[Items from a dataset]
┌──

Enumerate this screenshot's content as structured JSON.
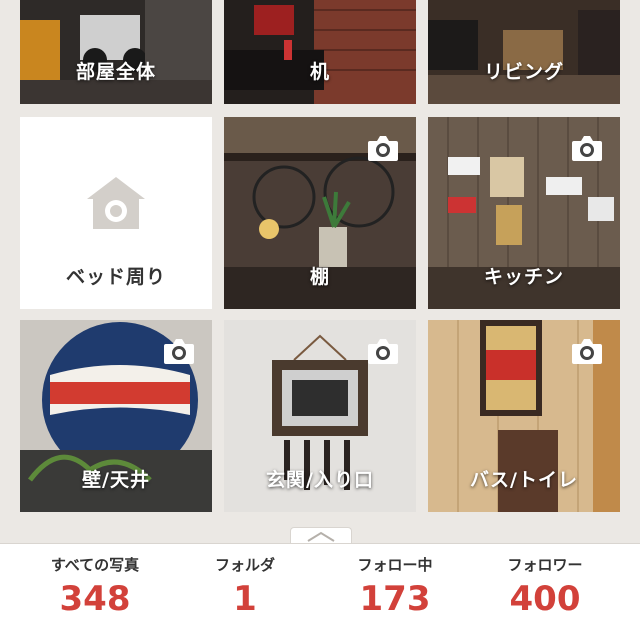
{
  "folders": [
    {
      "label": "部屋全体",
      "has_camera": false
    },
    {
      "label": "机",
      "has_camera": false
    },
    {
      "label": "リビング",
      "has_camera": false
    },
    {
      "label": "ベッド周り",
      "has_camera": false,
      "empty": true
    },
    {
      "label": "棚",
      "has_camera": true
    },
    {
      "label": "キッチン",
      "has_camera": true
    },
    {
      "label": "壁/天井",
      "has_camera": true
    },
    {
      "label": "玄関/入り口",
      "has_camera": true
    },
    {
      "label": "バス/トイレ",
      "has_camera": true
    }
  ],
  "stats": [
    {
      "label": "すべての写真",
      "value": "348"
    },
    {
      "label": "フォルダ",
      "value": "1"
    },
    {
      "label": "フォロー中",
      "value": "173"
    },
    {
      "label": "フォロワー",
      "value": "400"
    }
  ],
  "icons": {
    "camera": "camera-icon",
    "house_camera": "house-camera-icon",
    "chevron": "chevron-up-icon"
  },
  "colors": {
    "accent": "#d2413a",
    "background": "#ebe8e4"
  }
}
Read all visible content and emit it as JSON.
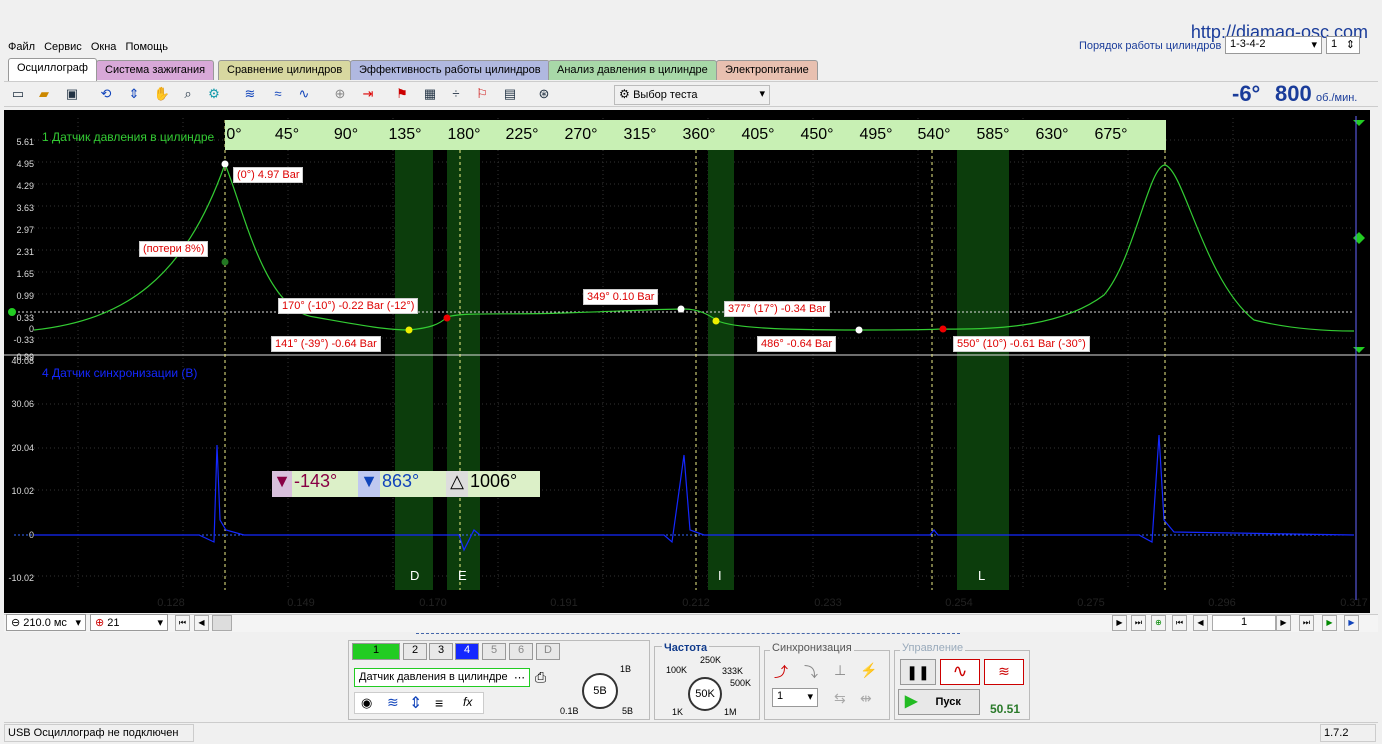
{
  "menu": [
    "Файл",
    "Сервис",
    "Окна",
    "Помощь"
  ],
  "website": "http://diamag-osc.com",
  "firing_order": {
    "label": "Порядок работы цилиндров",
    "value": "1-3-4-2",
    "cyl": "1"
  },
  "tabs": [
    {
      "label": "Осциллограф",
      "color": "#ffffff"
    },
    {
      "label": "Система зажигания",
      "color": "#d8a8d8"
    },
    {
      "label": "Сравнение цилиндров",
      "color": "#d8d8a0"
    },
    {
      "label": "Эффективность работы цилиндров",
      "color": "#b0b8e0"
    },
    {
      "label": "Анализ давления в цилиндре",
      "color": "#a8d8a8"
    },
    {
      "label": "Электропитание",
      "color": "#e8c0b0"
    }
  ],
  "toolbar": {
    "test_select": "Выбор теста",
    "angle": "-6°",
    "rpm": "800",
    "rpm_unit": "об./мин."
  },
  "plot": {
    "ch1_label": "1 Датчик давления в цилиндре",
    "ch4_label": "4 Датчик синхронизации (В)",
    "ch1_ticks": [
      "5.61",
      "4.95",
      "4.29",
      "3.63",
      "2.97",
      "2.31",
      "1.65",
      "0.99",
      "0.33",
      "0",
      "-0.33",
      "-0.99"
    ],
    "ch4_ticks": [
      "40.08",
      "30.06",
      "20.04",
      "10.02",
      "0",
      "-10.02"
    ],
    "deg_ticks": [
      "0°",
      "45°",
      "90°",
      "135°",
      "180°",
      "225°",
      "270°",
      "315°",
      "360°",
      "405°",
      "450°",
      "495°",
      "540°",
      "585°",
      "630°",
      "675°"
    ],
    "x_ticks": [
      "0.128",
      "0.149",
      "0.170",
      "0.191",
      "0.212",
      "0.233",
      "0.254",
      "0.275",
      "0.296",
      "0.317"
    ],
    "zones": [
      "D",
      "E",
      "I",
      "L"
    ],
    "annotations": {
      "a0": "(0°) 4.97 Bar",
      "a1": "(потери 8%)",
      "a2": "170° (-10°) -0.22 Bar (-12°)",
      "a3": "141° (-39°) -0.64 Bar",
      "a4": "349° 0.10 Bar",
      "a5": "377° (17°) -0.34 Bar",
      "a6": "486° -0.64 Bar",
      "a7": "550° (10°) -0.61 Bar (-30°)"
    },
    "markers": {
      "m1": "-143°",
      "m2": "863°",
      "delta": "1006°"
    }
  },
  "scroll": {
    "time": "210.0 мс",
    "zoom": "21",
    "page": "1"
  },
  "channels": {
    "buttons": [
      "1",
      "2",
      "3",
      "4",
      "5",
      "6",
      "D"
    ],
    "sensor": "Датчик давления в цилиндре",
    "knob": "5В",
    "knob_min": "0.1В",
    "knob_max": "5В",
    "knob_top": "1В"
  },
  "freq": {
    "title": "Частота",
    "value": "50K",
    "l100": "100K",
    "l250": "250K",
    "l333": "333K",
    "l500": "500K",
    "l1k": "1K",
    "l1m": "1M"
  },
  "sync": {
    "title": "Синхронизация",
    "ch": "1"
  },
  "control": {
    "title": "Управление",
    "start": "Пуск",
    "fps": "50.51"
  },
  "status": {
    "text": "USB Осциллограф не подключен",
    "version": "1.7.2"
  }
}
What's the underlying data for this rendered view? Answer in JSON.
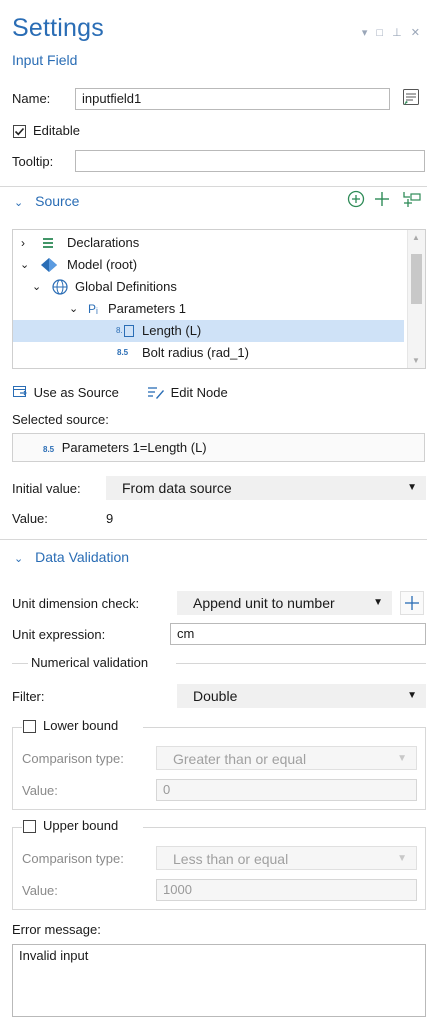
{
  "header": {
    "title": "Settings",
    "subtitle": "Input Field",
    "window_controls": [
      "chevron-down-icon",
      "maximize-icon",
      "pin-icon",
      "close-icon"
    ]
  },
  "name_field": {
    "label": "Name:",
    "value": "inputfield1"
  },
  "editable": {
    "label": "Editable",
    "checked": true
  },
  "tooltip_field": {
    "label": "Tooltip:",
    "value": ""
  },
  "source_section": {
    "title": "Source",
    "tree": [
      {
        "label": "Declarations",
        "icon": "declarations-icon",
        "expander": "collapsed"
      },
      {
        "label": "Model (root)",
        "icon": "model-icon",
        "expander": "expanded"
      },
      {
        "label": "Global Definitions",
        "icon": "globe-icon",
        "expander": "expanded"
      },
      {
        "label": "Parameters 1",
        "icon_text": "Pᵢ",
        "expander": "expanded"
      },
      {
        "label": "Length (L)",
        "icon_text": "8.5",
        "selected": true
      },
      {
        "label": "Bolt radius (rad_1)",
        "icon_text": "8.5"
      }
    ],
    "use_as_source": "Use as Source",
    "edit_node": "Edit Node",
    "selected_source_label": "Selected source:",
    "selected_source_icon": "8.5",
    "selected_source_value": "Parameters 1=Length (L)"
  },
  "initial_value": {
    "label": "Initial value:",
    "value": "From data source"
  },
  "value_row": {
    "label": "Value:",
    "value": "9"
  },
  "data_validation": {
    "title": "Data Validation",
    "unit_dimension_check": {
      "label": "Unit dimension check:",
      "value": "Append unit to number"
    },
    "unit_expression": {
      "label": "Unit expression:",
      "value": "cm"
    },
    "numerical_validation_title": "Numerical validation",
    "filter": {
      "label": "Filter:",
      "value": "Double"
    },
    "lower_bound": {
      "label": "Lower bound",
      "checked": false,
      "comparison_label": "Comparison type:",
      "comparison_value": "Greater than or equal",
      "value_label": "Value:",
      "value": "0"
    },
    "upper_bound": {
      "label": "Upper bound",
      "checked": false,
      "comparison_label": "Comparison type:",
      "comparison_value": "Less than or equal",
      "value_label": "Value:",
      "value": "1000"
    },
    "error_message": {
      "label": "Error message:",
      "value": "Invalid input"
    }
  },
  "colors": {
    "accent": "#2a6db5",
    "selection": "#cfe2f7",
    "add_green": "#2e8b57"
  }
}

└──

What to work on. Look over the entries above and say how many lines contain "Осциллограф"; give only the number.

Task result. 2